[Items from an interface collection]
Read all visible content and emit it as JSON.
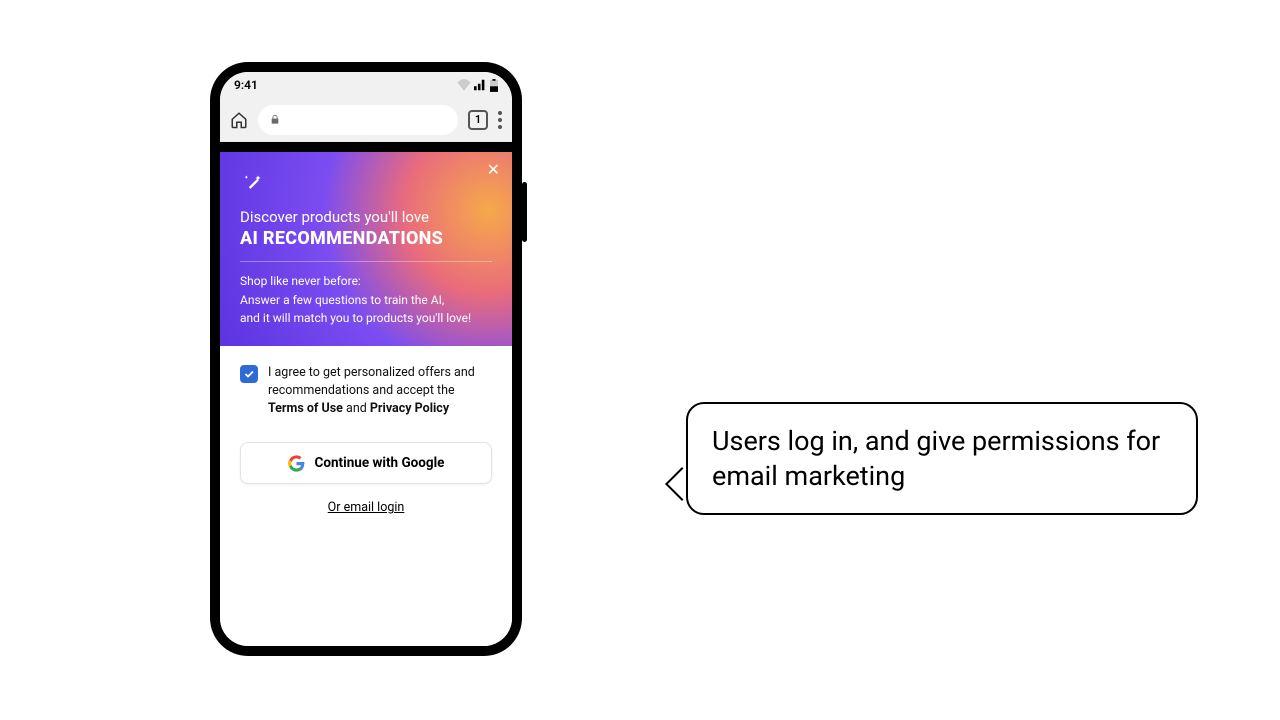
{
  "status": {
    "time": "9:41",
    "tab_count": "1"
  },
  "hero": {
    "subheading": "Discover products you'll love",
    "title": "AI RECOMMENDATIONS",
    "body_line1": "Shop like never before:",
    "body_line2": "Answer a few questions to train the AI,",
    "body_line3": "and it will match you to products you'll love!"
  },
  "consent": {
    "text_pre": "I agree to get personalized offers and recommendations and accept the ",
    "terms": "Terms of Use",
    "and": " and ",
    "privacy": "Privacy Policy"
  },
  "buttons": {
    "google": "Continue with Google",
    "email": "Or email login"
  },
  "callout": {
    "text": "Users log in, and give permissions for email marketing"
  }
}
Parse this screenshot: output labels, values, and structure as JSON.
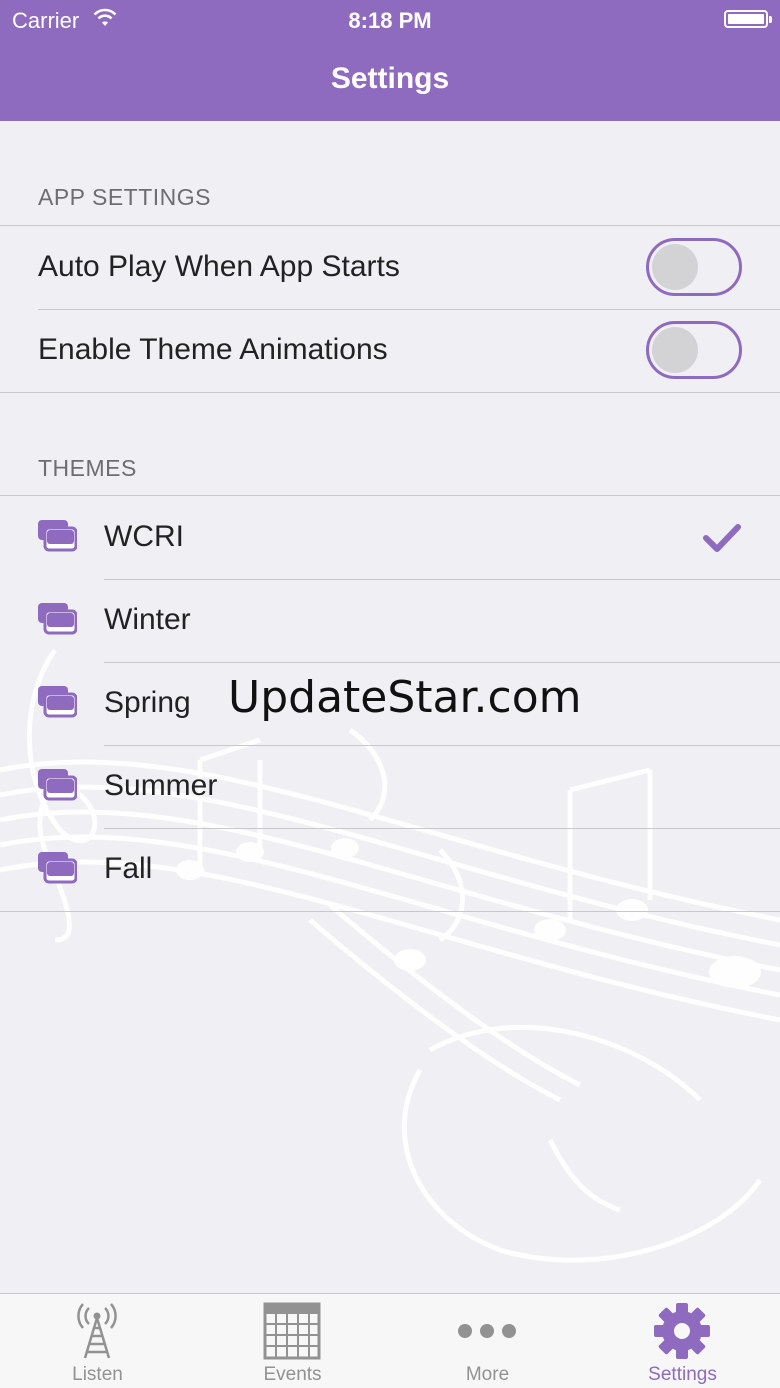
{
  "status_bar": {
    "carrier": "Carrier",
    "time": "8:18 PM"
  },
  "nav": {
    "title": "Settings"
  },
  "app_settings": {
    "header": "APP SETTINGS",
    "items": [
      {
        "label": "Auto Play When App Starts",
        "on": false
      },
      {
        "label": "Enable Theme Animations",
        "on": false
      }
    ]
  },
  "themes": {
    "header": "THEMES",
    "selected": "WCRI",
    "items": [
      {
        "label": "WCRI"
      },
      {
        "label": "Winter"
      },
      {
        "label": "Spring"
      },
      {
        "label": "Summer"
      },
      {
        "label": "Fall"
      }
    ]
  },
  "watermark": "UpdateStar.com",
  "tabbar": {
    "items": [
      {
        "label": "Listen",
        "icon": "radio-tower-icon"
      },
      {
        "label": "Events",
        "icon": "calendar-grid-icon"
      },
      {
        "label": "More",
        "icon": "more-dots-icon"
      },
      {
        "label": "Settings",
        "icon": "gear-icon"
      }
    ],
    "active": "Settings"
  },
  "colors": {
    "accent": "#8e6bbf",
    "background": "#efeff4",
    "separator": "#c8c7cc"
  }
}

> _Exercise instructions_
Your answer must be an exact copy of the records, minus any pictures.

> _Response_
Read all visible content and emit it as JSON.
{
  "status": {
    "time": "9:41",
    "tab_count": "1"
  },
  "hero": {
    "subheading": "Discover products you'll love",
    "title": "AI RECOMMENDATIONS",
    "body_line1": "Shop like never before:",
    "body_line2": "Answer a few questions to train the AI,",
    "body_line3": "and it will match you to products you'll love!"
  },
  "consent": {
    "text_pre": "I agree to get personalized offers and recommendations and accept the ",
    "terms": "Terms of Use",
    "and": " and ",
    "privacy": "Privacy Policy"
  },
  "buttons": {
    "google": "Continue with Google",
    "email": "Or email login"
  },
  "callout": {
    "text": "Users log in, and give permissions for email marketing"
  }
}
Parse this screenshot: output labels, values, and structure as JSON.
{
  "status_bar": {
    "carrier": "Carrier",
    "time": "8:18 PM"
  },
  "nav": {
    "title": "Settings"
  },
  "app_settings": {
    "header": "APP SETTINGS",
    "items": [
      {
        "label": "Auto Play When App Starts",
        "on": false
      },
      {
        "label": "Enable Theme Animations",
        "on": false
      }
    ]
  },
  "themes": {
    "header": "THEMES",
    "selected": "WCRI",
    "items": [
      {
        "label": "WCRI"
      },
      {
        "label": "Winter"
      },
      {
        "label": "Spring"
      },
      {
        "label": "Summer"
      },
      {
        "label": "Fall"
      }
    ]
  },
  "watermark": "UpdateStar.com",
  "tabbar": {
    "items": [
      {
        "label": "Listen",
        "icon": "radio-tower-icon"
      },
      {
        "label": "Events",
        "icon": "calendar-grid-icon"
      },
      {
        "label": "More",
        "icon": "more-dots-icon"
      },
      {
        "label": "Settings",
        "icon": "gear-icon"
      }
    ],
    "active": "Settings"
  },
  "colors": {
    "accent": "#8e6bbf",
    "background": "#efeff4",
    "separator": "#c8c7cc"
  }
}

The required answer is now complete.